This Policy is part of the core Perl::Critic distribution.


Perl regular expressions have multiple types of grouping syntax. The basic parentheses (e.g. m/(foo)/) captures into the magic variable $1. Non-capturing groups (e.g. m/(?:foo)/) are useful because they have better runtime performance and do not copy strings to the magic global capture variables.

It's also easier on the maintenance programmer if you consistently use capturing vs. non-capturing groups, because that programmer can tell more easily which regexps can be refactored without breaking surrounding code which may use the captured values.


This Policy is not configurable except for the standard options.


qr// interpolation

This policy can be confused by interpolation of qr// elements, but those are always false negatives. For example:

    my $foo_re = qr/(foo)/;
    my ($foo) = m/$foo_re (bar)/x;

A human can tell that this should be a violation because there are two captures but only the first capture is used, not the second. The policy only notices that there is one capture in the regexp and remains happy.


This policy will only recognize capture groups referred to by these variables if the use is subscripted by a literal integer.


This policy will not recognize capture groups referred to only by these variables, because there is in general no way by static analysis to determine which capture group is referred to. For example,

    m/ (?: (A[[:alpha:]]+) | (N\d+) ) (?{$foo=$^N}) /smx

makes use of the first capture group if it matches, or the second capture group if the first does not match but the second does.

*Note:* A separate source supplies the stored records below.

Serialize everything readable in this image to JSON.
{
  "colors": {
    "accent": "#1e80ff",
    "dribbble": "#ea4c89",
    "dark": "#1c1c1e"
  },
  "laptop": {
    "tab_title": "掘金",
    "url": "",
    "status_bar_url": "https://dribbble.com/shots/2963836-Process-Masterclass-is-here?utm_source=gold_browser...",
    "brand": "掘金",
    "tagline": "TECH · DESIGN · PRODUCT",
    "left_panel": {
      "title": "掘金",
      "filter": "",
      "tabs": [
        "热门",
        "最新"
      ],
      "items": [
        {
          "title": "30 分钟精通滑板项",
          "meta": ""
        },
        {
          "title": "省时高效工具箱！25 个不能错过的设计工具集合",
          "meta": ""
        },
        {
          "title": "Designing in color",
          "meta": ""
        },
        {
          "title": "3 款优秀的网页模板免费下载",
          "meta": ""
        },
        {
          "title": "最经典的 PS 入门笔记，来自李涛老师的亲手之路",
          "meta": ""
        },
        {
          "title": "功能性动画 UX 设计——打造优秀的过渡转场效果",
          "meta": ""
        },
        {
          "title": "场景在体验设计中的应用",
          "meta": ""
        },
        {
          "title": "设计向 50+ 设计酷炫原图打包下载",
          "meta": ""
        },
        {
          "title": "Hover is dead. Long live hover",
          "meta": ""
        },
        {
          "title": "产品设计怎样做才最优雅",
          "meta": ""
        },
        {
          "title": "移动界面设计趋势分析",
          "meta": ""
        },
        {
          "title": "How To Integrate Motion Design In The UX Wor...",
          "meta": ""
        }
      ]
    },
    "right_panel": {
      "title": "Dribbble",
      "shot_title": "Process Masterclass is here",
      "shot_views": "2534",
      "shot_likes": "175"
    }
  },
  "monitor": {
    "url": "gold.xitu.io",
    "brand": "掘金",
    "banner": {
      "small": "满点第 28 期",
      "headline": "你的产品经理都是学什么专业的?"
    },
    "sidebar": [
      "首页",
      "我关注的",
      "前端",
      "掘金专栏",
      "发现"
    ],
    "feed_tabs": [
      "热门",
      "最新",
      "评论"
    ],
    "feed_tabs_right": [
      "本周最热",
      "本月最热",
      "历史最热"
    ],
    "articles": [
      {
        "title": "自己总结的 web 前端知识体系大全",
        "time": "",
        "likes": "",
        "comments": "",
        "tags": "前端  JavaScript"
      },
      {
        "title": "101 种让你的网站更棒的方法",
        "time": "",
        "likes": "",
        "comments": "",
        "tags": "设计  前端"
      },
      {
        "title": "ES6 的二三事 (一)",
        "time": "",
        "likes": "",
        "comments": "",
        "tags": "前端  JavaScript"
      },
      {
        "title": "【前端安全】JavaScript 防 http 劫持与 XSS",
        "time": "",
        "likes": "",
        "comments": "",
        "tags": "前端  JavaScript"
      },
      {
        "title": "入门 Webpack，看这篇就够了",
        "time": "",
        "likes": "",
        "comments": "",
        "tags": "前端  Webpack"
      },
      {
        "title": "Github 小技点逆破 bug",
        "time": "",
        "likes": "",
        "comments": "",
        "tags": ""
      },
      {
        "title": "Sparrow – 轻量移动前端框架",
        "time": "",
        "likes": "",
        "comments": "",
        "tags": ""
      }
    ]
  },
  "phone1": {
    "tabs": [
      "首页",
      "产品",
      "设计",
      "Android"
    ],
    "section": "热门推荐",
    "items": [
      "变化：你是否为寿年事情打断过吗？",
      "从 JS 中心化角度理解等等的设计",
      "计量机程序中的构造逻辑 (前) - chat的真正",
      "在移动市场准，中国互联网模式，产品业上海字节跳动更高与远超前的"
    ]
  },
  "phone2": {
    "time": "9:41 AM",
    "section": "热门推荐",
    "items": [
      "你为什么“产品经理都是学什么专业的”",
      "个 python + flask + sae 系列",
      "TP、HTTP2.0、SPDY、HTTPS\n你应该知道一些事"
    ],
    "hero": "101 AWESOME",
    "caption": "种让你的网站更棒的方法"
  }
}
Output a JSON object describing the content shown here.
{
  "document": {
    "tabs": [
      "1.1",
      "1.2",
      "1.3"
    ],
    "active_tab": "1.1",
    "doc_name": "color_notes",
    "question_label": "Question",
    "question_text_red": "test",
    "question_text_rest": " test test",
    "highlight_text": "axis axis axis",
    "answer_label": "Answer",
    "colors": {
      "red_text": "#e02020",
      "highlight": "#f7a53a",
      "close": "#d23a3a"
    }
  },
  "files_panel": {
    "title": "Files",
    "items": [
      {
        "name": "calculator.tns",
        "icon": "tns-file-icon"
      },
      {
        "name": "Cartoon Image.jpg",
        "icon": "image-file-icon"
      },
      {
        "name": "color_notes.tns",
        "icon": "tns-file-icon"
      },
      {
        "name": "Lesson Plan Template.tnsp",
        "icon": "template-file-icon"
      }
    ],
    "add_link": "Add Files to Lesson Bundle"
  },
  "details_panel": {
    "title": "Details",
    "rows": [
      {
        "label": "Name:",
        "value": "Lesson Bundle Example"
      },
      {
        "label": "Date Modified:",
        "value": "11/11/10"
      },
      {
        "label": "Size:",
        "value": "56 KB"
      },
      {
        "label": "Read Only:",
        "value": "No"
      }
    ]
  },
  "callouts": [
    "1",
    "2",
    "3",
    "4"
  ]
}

Normally, this policy thinks that if a capture is used at all it must be used before the next regular expression in the same scope. The regular expression in a split() needs to be exempted because it does not affect the caller's capture variables.

At present, this policy recognizes and exempts the regular expressions in

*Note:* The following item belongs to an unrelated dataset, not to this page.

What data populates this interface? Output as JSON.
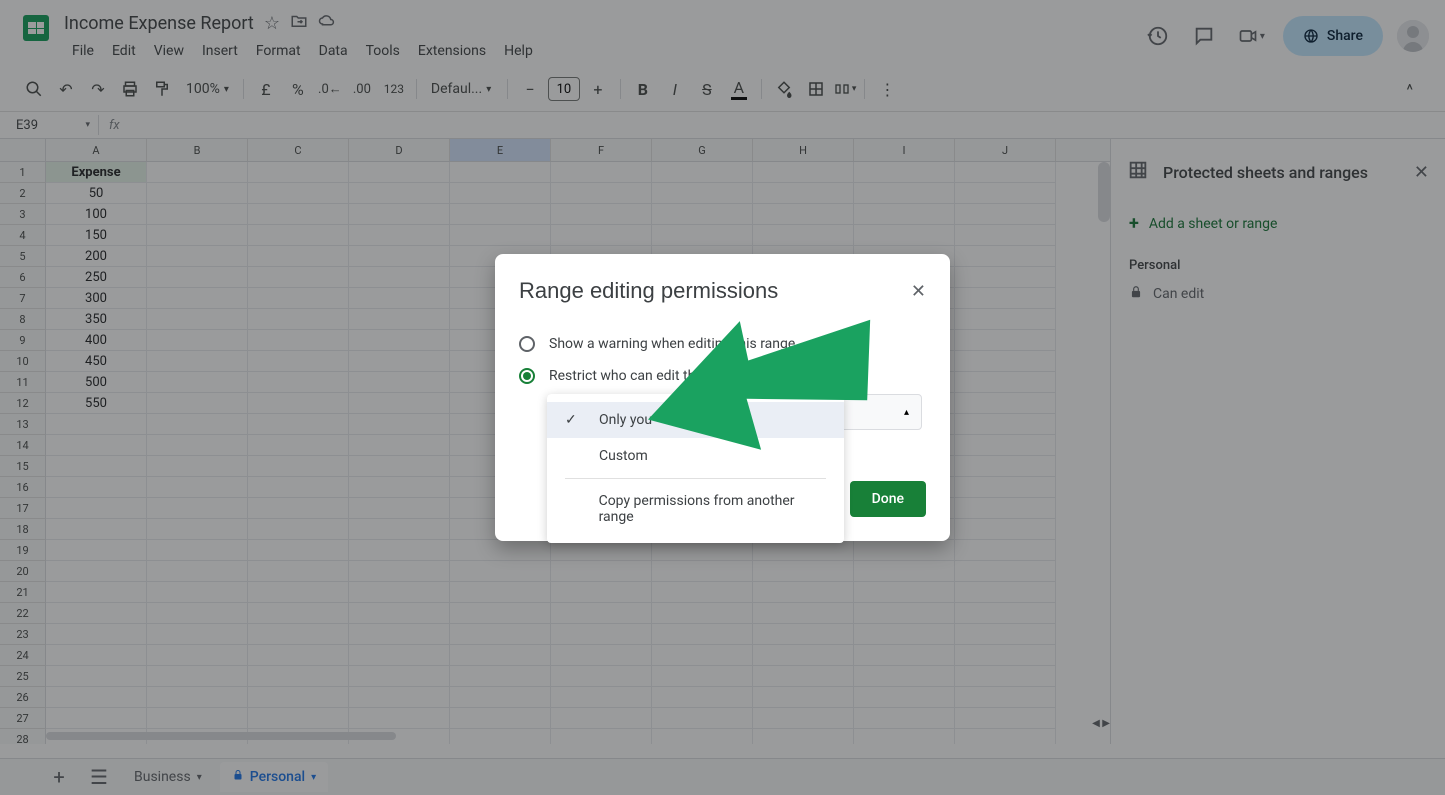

    split /.../, ...


    split( /.../, ... )

but more exotic syntax may produce false positives.


Initial development of this policy was supported by a grant from the Perl Foundation.


Chris Dolan <>

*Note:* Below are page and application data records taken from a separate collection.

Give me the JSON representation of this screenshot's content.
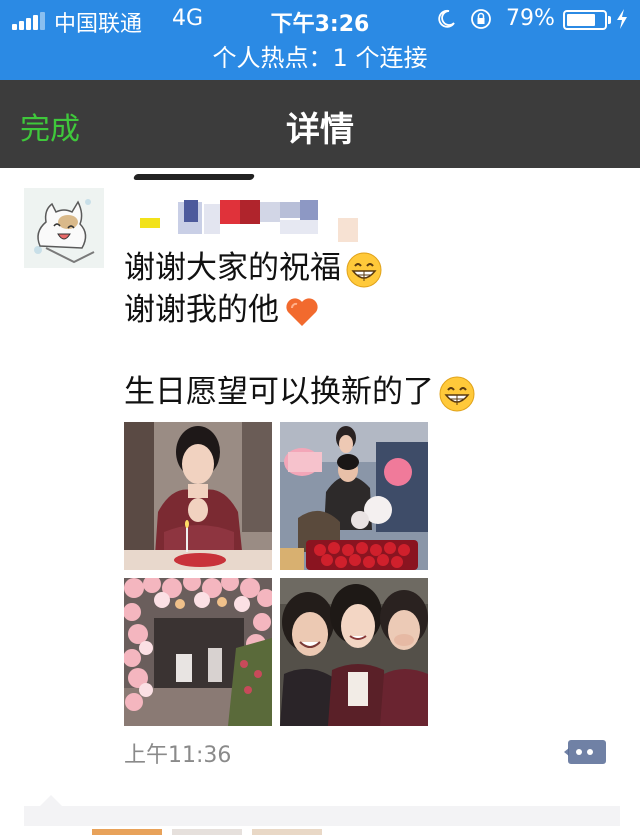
{
  "status_bar": {
    "carrier": "中国联通",
    "network": "4G",
    "time": "下午3:26",
    "battery_percent": "79%",
    "battery_level": 0.79,
    "hotspot_text": "个人热点：1 个连接",
    "icons": [
      "signal-icon",
      "moon-icon",
      "rotation-lock-icon",
      "battery-icon",
      "charging-bolt-icon"
    ]
  },
  "nav": {
    "back_label": "完成",
    "title": "详情"
  },
  "post": {
    "lines": [
      "谢谢大家的祝福",
      "谢谢我的他",
      "生日愿望可以换新的了"
    ],
    "emojis": [
      "grin-emoji-icon",
      "orange-heart-icon",
      "grin-emoji-icon"
    ],
    "timestamp": "上午11:36",
    "photos": [
      "birthday-candle-photo",
      "couple-with-flowers-photo",
      "balloon-party-photo",
      "three-friends-selfie-photo"
    ]
  },
  "colors": {
    "status_bar_bg": "#2b8ae4",
    "nav_bg": "#3c3c3c",
    "done_green": "#3fc83b",
    "timestamp_gray": "#8a8a8a"
  }
}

Copyright (c) 2007-2023 Chris Dolan. Many rights reserved.

This program is free software; you can redistribute it and/or modify it under the same terms as Perl itself. The full text of this license can be found in the LICENSE file included with this module